whitish, opalescent, irregularly formed flakes or frag-
ments. These were selected for study, and were trans-
planted by means of a platinum-wire hook to the cul-
ture-media. Czaplewski and Hensel used a rather better
technique than this, and secured purity of the bacteria
in the flakes by transferring them to a test-tube contain-
ing pepton solution and violently agitating the tube to
wash off foreign bacteria. After washing, the flakes were
sown upon culture-media.
Hydrocele-fluid was found most useful as a culture-
fluid, but particles of sputum were planted upon all
the culture-media, and attempts to cultivate bacteria from
them were conducted both aerobically and anaerobically.
In 13 out of the 16 cases the same bacillus (,r) was iso-
lated. The organism when stained and examined micro-
scopically appeared as a remarkably short and delicate
bacillus, shorter and more slender than the diphtheria
bacillus, measuring about 0.8-1.7 p in length and about
0.3-0.4/4 in breadth. When stained it appeared some-
what granular, and so resembled somewhat the diphtheria
bacillus.
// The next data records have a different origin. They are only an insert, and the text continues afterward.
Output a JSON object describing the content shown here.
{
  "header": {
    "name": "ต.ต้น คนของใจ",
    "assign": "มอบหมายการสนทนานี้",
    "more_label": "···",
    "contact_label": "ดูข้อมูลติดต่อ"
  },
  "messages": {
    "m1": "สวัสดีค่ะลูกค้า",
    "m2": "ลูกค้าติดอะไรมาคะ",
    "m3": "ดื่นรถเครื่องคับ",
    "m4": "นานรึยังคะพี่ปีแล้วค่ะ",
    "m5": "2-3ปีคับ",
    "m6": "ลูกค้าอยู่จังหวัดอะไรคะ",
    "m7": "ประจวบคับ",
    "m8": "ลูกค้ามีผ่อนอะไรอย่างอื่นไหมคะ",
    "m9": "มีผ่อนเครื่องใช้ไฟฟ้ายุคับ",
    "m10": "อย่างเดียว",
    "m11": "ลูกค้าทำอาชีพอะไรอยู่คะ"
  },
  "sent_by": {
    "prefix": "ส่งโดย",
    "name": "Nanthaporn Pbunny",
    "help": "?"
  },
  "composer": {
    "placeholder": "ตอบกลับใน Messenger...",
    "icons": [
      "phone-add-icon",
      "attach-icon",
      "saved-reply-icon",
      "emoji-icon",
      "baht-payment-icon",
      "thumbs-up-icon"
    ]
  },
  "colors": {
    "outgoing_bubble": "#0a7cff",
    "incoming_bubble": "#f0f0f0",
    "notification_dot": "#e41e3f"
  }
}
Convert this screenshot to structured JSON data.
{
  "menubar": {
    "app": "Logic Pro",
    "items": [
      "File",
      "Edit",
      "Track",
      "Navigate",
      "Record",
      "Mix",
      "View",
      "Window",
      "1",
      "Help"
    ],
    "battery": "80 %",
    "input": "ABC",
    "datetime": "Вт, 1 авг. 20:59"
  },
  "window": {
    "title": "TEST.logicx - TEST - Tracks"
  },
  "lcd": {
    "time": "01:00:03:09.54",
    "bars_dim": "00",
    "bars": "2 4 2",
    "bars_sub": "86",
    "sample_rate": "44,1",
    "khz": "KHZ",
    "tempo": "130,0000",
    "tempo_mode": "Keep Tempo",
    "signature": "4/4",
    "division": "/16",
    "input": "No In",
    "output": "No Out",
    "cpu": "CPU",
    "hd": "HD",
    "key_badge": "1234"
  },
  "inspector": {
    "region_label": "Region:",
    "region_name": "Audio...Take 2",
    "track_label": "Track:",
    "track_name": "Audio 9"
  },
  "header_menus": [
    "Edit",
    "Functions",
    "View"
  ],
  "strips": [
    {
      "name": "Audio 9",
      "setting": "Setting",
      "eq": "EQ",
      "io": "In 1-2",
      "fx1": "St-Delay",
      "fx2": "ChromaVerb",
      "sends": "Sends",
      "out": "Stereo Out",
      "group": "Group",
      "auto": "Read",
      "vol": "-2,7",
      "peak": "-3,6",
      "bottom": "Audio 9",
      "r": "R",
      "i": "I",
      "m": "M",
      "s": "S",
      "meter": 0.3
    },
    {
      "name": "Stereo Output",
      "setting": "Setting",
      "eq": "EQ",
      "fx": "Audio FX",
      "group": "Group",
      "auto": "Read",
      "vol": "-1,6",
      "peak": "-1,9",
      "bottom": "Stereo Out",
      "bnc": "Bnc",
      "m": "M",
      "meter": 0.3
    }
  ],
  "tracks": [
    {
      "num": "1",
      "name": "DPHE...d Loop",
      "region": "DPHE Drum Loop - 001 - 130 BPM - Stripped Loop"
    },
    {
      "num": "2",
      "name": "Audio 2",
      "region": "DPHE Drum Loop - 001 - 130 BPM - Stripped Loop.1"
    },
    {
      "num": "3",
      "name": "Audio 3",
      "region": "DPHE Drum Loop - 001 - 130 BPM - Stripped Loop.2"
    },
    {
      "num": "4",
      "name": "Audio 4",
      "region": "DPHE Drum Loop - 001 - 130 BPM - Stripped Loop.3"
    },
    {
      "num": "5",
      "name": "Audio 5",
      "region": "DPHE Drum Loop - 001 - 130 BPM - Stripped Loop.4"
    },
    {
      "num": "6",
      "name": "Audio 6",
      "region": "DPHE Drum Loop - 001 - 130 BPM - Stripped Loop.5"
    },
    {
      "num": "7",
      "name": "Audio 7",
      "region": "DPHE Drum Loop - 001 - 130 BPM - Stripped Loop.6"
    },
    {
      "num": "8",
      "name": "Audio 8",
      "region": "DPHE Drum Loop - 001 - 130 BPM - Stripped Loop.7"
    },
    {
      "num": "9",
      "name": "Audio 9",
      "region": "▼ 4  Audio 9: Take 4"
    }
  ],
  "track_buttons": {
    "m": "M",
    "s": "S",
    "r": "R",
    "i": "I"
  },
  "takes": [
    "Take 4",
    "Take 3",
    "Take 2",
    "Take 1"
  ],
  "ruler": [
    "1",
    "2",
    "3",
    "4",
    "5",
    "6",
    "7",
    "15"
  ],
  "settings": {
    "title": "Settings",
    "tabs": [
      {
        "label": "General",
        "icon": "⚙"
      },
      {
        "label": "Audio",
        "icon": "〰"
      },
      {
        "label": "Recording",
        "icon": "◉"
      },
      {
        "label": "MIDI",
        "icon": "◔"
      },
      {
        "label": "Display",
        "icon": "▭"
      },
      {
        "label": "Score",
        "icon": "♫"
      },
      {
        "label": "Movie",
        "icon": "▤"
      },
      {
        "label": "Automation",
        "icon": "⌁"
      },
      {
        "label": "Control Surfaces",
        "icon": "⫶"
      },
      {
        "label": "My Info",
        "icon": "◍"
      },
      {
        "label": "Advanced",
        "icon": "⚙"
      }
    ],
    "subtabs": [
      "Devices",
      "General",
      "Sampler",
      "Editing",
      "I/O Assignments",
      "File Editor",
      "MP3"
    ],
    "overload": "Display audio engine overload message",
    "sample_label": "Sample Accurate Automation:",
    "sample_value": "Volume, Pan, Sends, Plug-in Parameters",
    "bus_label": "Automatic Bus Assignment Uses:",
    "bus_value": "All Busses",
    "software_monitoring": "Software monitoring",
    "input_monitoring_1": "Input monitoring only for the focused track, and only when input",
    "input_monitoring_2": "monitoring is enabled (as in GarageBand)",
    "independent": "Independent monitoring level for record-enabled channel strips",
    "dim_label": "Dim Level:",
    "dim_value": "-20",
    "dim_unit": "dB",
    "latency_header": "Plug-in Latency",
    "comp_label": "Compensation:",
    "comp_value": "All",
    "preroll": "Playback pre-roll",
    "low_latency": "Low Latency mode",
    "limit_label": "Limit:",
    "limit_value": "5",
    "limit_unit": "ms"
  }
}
Old cultures presented similar involution-forms
to those seen in old cultures of the diphtheria bacillus.
In general the bacillus resembles the organism found by
Afanassiewl and others in cover-glass specimens of
whooping-cough sputum, but differs in that spores were
seen several times.
In pure cultures on coagulated hydrocele-fluid the ba-
cillus forms a finely granular layer of pearl-white color.
On agar-agar the cultures are opaque, pearl-white, and
occur as a thin layer.
The colonies upon agar-agar are whitish by reflected
light, and straw-yellow or deeper olive-green by trans-
mitted light. They are of an irregularly rounded shape
and are granular.
In gelatin puncture-cultures the growth resembles that
of the streptococcus, forming along the track of the wire
1 St. Petersburger med. Wock., 1887, Nos. 39-42.